REZA SAYAH: Well, the two sides are pushing to get a deal done, and the talks are reaching a crescendo. And you can sense it, because all the big names from all sides are now in Vienna. This morning, Mohammad Javad Zarif, the Iranian foreign minister, arrived there, reportedly saying that he has received the mandate from top officials to reach a deal. President Hassan Rouhani’s brother is there. The top nuclear official in Iran, Ali Akbar Salehi, is there. And, of course, all the top diplomats from the P5+1, they’re there, as well.
It’s going to be very difficult to gauge where things stand throughout these two years in these negotiations. All sides have done a pretty remarkable job in keeping things under wraps. So I think in the next few days there’s going to be a lot of waiting, a lot of reporters waiting in Vienna. Here, much of the country is eagerly awaiting an outcome. And I think that’s going to be the case until the sides come out and make some sort of announcement. There have been a lot of vague comments. They seem to be optimistic that a deal is within reach, but they also point out that sticking points and obstacles remain.

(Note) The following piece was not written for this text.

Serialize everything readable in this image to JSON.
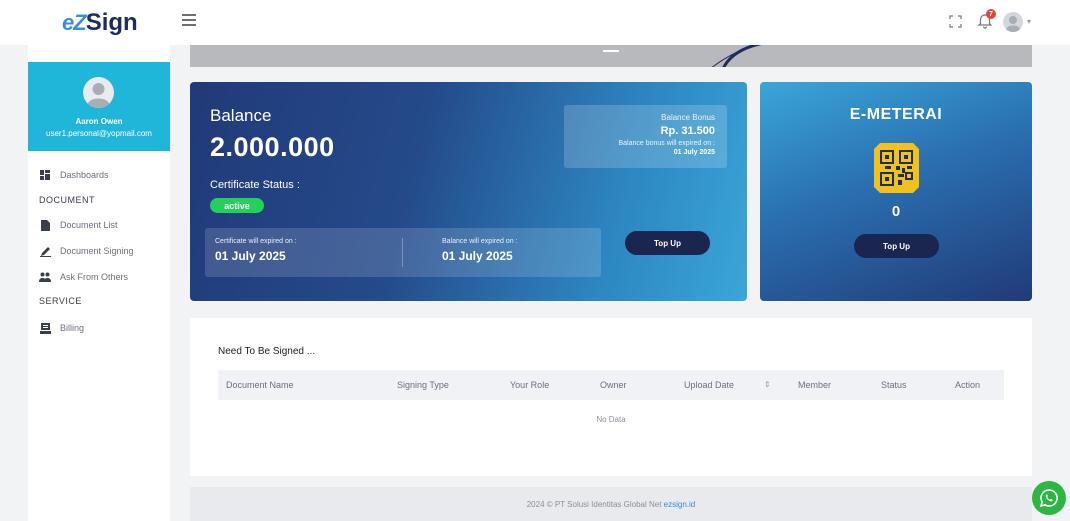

AMY GOODMAN: What are those sticking points and obstacles, Reza?
REZA SAYAH: Well, the sticking points include the number and types of centrifuges. In the deal that was signed, the framework deal that was signed in April, Iran agreed to reduce its centrifuges from 19,000. It’s not clear if the West is pushing for an increased reduction or if Iran is pushing to keep more. Then you have the scope of the inspections. Iran has all along allowed the IAEA to inspect its nuclear facilities. And when the framework was agreed on, they agreed to what’s called an additional protocol, which gives the IAEA a higher authority for increased inspections. But the West, the U.S. has given indications that they want to inspect some military facilities, and Iran has said, you know, that’s a redline, that they’re not going to allow inspections in military facilities. Then you have research and development. The West wants to limit Iran’s research and development when it comes to the nuclear program. And finally, the pace of the sanctions. Iran insists that the sanctions should be lifted once the pen hits the paper and an agreement is signed. The West, the U.S. says it’s going to be a gradual lifting of the sanctions. The most likely scenario is that it will be a gradual lifting of the sanctions, but it still remains to be seen what the time frame is and how long that’s going to take. Obviously, Iran wants it to happen faster, and the U.S. doesn’t.

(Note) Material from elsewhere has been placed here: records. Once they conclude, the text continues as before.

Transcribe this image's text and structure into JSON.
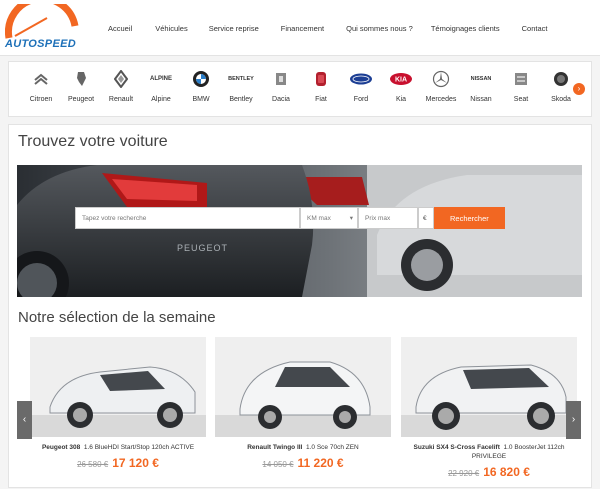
{
  "brand": {
    "logo_text": "AUTOSPEED"
  },
  "nav": [
    "Accueil",
    "Véhicules",
    "Service reprise",
    "Financement",
    "Qui sommes nous ?",
    "Témoignages clients",
    "Contact"
  ],
  "brands": [
    "Citroen",
    "Peugeot",
    "Renault",
    "Alpine",
    "BMW",
    "Bentley",
    "Dacia",
    "Fiat",
    "Ford",
    "Kia",
    "Mercedes",
    "Nissan",
    "Seat",
    "Skoda"
  ],
  "brand_logo_words": {
    "alpine": "ALPINE",
    "bentley": "BENTLEY",
    "kia": "KIA",
    "nissan": "NISSAN"
  },
  "search": {
    "title": "Trouvez votre voiture",
    "query_placeholder": "Tapez votre recherche",
    "km_placeholder": "KM max",
    "price_placeholder": "Prix max",
    "currency": "€",
    "button": "Rechercher",
    "hero_plate_text": "PEUGEOT"
  },
  "selection": {
    "title": "Notre sélection de la semaine",
    "cars": [
      {
        "model": "Peugeot 308",
        "desc": "1.6 BlueHDI Start/Stop 120ch ACTIVE",
        "old_price": "26 580 €",
        "price": "17 120 €"
      },
      {
        "model": "Renault Twingo III",
        "desc": "1.0 Sce 70ch ZEN",
        "old_price": "14 050 €",
        "price": "11 220 €"
      },
      {
        "model": "Suzuki SX4 S-Cross Facelift",
        "desc": "1.0 BoosterJet 112ch PRIVILEGE",
        "old_price": "22 920 €",
        "price": "16 820 €"
      }
    ]
  },
  "colors": {
    "accent": "#f26722",
    "brand_blue": "#1d70b8"
  },
  "icons": {
    "brand_next": "chevron-right-icon",
    "carousel_prev": "chevron-left-icon",
    "carousel_next": "chevron-right-icon"
  }
}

AMY GOODMAN: Reza Sayah, can you talk about the main forces against it?
REZA SAYAH: Well, I think it’s important to point out that the main forces against this agreement are in the minority—namely, the Israeli government, who has continued to raise concerns about this deal; you have the Saudis with their—with their concern; and obviously you have the U.S. Congress. You know, I think last month they pushed through a bill that enables them to review this agreement once it’s signed. If the deal is signed before July 9th, Congress has 30 days to review it; if the deal is signed beyond the July 9th date, they have 60 days to sign. But it’s important to point out that other than these groups—the U.S. Congress, the Israeli government and the Saudi government—the majority of the world, and including the world powers, are for a negotiated agreement for Iran to have a peaceful nuclear program. However, these forces, as you say, against this deal, they have a lot of influence. They oftentimes dominate the media. And that’s what you’ll see if an agreement is signed. You’ll see the Israeli government, you’ll see U.S. Congress, you know, raising the alarm again. And it will be interesting to see where things go from here.

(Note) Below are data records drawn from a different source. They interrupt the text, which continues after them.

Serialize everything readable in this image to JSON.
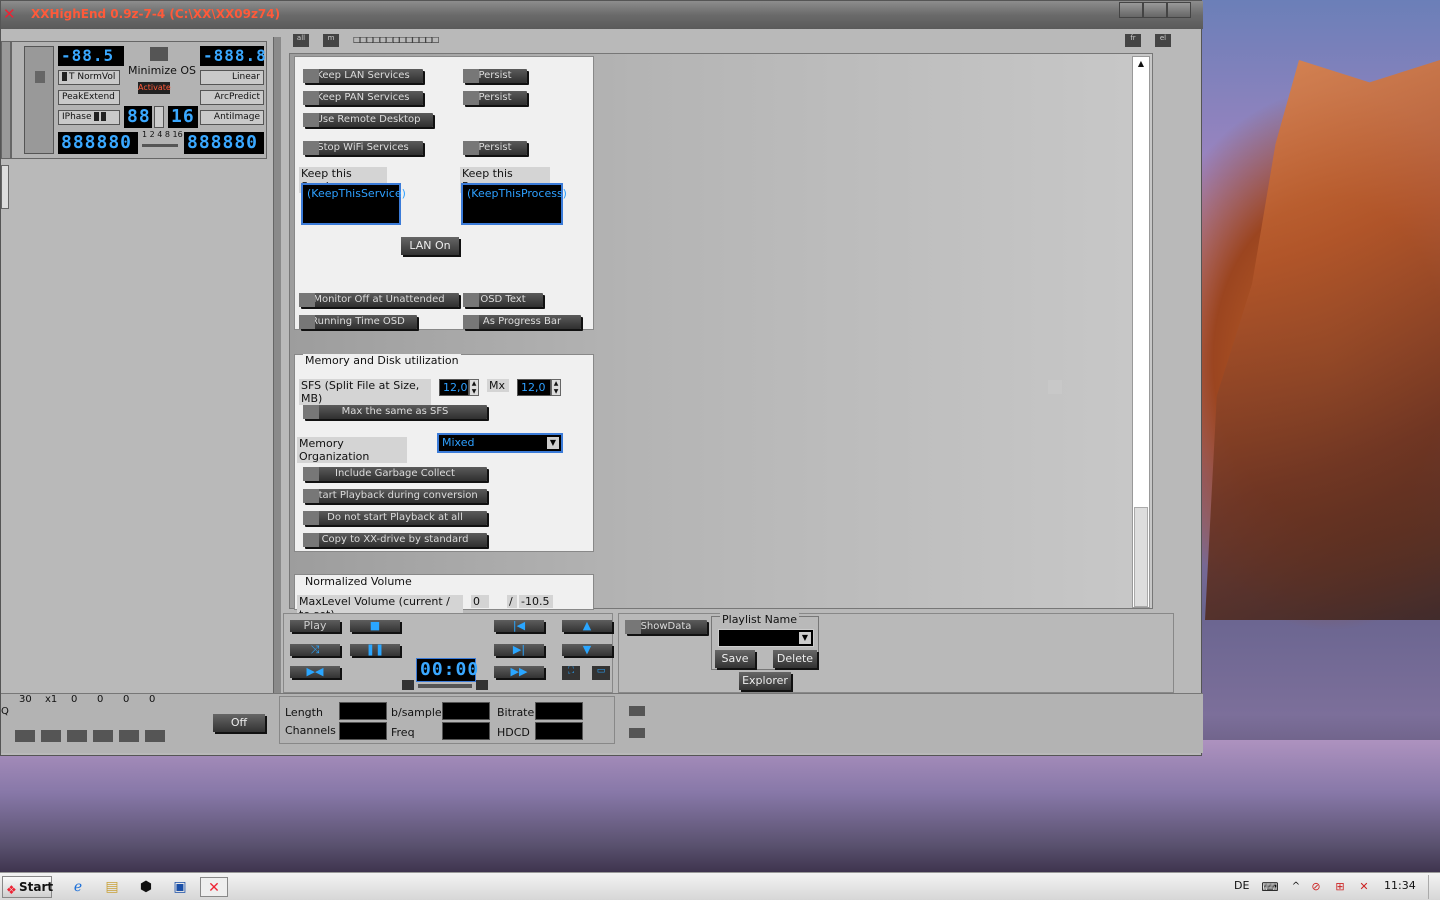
{
  "window": {
    "title": "XXHighEnd 0.9z-7-4 (C:\\XX\\XX09z74)"
  },
  "control_panel": {
    "lcd_top_left": "-88.5",
    "lcd_top_right": "-888.8",
    "normvol_label": "NormVol",
    "peakextend_label": "PeakExtend",
    "iphase_label": "IPhase",
    "minimize_os_label": "Minimize OS",
    "activate_label": "Activate",
    "linear_label": "Linear",
    "arcpredict_label": "ArcPredict",
    "antiimage_label": "AntiImage",
    "lcd_mid_left": "88",
    "lcd_mid_right": "16",
    "lcd_bottom_left": "888880",
    "lcd_bottom_right": "888880",
    "scale_marks": "1 2 4 8 16",
    "t_label": "T"
  },
  "toolbar": {
    "btn_a": "all",
    "btn_b": "m",
    "dotted": "□□□□□□□□□□□□□",
    "btn_c": "fr",
    "btn_d": "el"
  },
  "services": {
    "keep_lan": "Keep LAN Services",
    "keep_pan": "Keep PAN Services",
    "use_remote": "Use Remote Desktop",
    "stop_wifi": "Stop WiFi Services",
    "persist": "Persist",
    "keep_service_label": "Keep this Service",
    "keep_process_label": "Keep this Process",
    "keep_service_value": "(KeepThisService)",
    "keep_process_value": "(KeepThisProcess)",
    "lan_on": "LAN On",
    "monitor_off": "Monitor Off at Unattended",
    "osd_text": "OSD Text",
    "running_time": "Running Time OSD",
    "progress_bar": "As Progress Bar"
  },
  "memory": {
    "legend": "Memory and Disk utilization",
    "sfs_label": "SFS (Split File at Size, MB)",
    "sfs_value": "12,0",
    "mx_label": "Mx",
    "mx_value": "12,0",
    "max_same": "Max the same as SFS",
    "org_label": "Memory Organization",
    "org_value": "Mixed",
    "garbage": "Include Garbage Collect",
    "start_playback": "Start Playback during conversion",
    "no_playback": "Do not start Playback at all",
    "copy_xx": "Copy to XX-drive by standard"
  },
  "normalized": {
    "legend": "Normalized Volume",
    "maxlevel_label": "MaxLevel Volume (current / to set)",
    "current": "0",
    "sep": "/",
    "to_set": "-10.5"
  },
  "transport": {
    "play": "Play",
    "time": "00:00"
  },
  "playlist": {
    "showdata": "ShowData",
    "name_label": "Playlist Name",
    "save": "Save",
    "delete": "Delete",
    "explorer": "Explorer"
  },
  "bottom": {
    "eq_values": [
      "30",
      "x1",
      "0",
      "0",
      "0",
      "0"
    ],
    "off": "Off",
    "length": "Length",
    "channels": "Channels",
    "bsample": "b/sample",
    "freq": "Freq",
    "bitrate": "Bitrate",
    "hdcd": "HDCD",
    "q_label": "Q"
  },
  "taskbar": {
    "start": "Start",
    "lang": "DE",
    "clock": "11:34"
  }
}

AMY GOODMAN: Reza Sayah, we are having a little trouble with your audio, so I want to thank you for being with us. Reza has covered Iran for CNN International for the last seven years. After his coverage of the 2009 anti-government protests, Iranian authorities denied him permission to work for two years, but then he later returned to Tehran, where he covered a number of the political developments there. This is Democracy Now!, democracynow.org, The War and Peace Report.